[Provided data]
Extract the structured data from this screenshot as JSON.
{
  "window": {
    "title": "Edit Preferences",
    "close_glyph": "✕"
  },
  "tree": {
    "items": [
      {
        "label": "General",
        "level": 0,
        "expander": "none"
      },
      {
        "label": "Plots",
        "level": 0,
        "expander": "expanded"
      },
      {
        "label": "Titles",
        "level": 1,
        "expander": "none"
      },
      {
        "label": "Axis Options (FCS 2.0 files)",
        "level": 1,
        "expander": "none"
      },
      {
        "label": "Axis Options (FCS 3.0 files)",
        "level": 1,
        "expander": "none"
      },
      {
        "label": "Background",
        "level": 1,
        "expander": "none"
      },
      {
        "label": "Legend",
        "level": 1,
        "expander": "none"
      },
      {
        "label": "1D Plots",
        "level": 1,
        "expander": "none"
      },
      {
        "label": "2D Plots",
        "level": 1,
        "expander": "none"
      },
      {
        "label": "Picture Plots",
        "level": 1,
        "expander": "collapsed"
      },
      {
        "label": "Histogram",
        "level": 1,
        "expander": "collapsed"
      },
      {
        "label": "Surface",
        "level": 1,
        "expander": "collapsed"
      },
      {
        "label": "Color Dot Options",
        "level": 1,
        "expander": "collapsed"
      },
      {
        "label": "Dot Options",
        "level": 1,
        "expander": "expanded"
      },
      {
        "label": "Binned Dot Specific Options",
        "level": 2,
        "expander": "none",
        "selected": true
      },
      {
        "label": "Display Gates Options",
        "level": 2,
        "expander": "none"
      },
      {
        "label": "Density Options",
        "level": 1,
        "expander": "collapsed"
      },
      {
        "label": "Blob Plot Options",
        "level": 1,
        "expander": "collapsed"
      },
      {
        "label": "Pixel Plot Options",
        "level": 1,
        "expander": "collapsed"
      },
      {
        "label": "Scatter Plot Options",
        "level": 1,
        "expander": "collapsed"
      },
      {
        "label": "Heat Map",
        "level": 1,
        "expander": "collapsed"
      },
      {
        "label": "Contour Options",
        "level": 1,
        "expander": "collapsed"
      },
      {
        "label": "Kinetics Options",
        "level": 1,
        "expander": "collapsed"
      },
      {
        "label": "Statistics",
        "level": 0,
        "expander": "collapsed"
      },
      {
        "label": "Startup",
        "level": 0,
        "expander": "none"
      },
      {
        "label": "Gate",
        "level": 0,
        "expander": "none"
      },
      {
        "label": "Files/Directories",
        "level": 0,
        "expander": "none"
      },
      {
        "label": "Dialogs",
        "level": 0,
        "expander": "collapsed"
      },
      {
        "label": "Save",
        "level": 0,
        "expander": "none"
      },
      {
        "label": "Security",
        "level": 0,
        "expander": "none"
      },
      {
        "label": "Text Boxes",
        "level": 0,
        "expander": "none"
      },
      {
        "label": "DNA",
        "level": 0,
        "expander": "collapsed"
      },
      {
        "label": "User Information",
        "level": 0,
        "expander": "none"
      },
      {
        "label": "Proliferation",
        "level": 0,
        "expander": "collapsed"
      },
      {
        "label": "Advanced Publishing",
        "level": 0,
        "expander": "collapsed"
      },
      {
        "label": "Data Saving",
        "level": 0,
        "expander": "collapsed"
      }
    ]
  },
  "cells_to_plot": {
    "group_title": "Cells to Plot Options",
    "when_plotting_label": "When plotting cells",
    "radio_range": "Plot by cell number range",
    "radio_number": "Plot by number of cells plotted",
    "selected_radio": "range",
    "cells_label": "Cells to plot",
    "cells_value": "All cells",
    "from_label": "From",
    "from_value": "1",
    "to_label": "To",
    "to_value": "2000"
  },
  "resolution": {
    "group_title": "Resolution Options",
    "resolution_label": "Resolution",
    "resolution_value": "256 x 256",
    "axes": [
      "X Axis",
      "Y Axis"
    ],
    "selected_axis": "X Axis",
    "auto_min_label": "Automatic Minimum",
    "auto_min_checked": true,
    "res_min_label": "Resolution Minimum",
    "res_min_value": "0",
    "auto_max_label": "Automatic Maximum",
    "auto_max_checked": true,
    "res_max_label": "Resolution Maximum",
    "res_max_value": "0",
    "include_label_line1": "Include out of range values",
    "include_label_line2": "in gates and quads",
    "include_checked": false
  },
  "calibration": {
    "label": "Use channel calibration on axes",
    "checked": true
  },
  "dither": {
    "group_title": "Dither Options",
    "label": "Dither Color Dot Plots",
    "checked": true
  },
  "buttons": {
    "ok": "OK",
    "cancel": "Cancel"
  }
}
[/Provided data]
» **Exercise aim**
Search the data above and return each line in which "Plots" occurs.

» **Exercise output**
        "label": "Plots",
        "label": "1D Plots",
        "label": "2D Plots",
        "label": "Picture Plots",
    "label": "Dither Color Dot Plots",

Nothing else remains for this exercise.